Start of INPUT DATA
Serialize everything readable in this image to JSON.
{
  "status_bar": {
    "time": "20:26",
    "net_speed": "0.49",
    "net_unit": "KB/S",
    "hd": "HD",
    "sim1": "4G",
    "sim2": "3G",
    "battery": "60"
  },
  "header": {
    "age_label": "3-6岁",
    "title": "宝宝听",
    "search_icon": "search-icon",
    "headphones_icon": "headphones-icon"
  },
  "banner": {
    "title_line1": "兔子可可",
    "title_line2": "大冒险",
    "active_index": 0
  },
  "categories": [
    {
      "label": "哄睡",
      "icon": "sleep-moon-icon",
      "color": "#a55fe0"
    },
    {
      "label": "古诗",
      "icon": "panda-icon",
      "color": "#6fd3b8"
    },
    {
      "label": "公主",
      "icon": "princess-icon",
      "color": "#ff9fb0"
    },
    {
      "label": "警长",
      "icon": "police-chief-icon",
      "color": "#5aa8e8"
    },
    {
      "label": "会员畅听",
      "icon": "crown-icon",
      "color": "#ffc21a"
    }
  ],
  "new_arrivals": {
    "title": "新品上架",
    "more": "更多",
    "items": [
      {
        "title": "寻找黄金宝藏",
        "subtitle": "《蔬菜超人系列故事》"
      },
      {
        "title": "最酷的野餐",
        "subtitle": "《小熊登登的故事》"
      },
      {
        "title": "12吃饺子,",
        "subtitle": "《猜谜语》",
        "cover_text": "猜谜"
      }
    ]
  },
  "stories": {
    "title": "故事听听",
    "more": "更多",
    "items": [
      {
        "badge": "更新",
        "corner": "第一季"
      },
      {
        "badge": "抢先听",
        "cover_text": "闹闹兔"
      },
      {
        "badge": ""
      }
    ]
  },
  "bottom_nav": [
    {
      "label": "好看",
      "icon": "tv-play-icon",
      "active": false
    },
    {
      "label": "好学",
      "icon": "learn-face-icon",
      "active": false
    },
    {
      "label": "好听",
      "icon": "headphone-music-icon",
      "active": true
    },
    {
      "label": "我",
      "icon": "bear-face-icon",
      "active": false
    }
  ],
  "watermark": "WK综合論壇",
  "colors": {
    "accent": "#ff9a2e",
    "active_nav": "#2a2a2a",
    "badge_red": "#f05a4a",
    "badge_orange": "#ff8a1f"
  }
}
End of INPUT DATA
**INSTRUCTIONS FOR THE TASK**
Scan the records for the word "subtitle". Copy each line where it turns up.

**RESPONSE TO THIS TASK**
        "subtitle": "《蔬菜超人系列故事》"
        "subtitle": "《小熊登登的故事》"
        "subtitle": "《猜谜语》",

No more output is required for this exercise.